PURPOSE: The conventional management of postpneumonectomy and postlobectomy empyema necessitates an open window, wound packing, frequent wound debridement and prolonged hospitalization. We studied the feasibility of outpatient therapy of these patients using the Vacuum Assisted Closure (VAC)Therapy System.

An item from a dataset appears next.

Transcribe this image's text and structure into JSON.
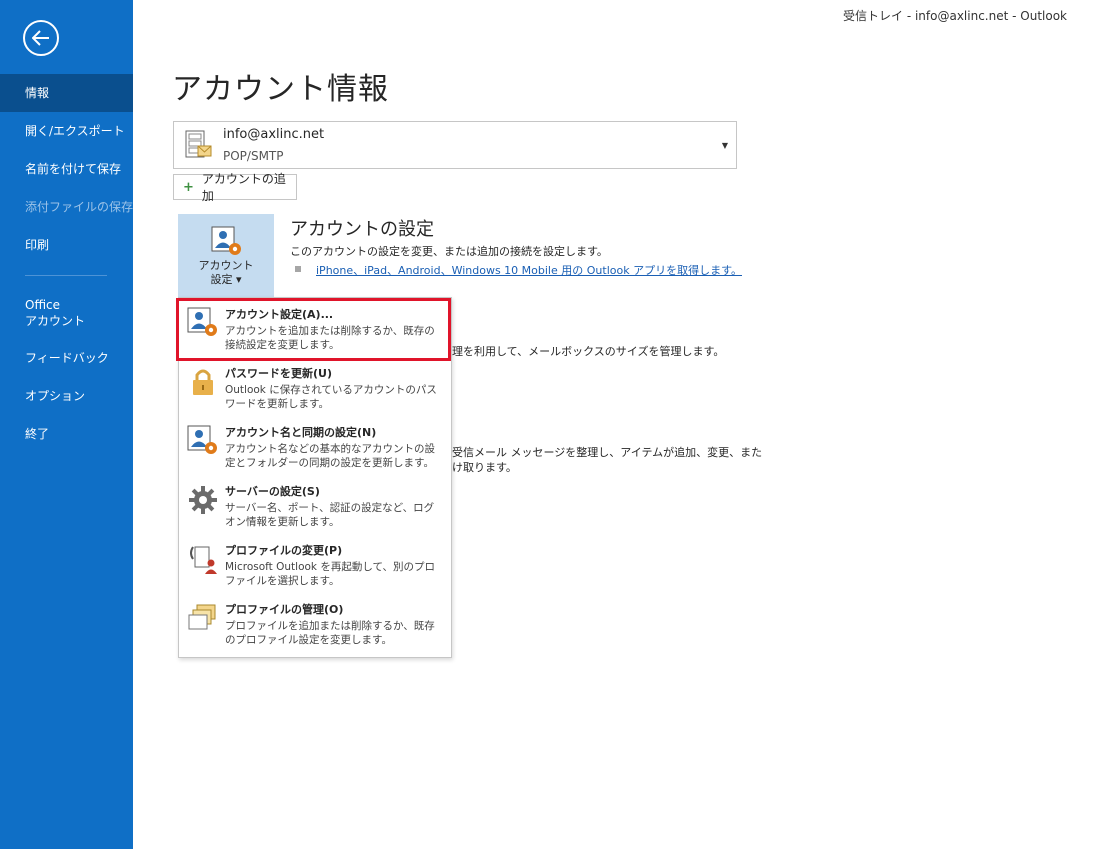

METHODS: From 9/05 to 3/08 6 patients with postlobectomy and postpneumonectomy empyema with or without a bronchopleural fistula underwent outpatient therapy using a VAC system. After exploration, debridement, and closure of the bronchial fistula, a VAC System was applied with a portable suction device set at 75 mm Hg. The patient was discharged and returned for weekly debridement under anesthesia and VAC replacement.Once the pleural space was clean enough, the bronchial stump was closed with 000 PDS, the residual space was obliterated, and the wound was closed over suction catheters.
RESULTS: There were 5 men and 1 women. Mean age: 55.5 ( range 23–72). 4 Postlobectomy and 2 Postpneumonectomy empyema. 4/6 (67%) had a bronchial fistula. 5/6 (83%) had surgery for cancer. 4/5 (80%) patients had received induction therapy. Mean time from VAC placement to closure was 63.1 days with an average of 9 VAC changes. All wounds were closed with an omental flap and rectus abadominus and serratus anterior muscles. At a mean followup of 13 months there have been no failures.
CONCLUSION: Although further experience is necessary, out patient therapy using a VAC system is feasible in the postpneumonectomy and postlobectomy empyema patient.
CLINICAL IMPLICATIONS: The strategy may significantly decrease the morbidity and the prolonged hospitalization which has been associated with the care of patients with postpneumonectomy and postlobectomy empyema.
DISCLOSURE: Barbara Tempesta, No Financial Disclosure Information; No Product/Research Disclosure Information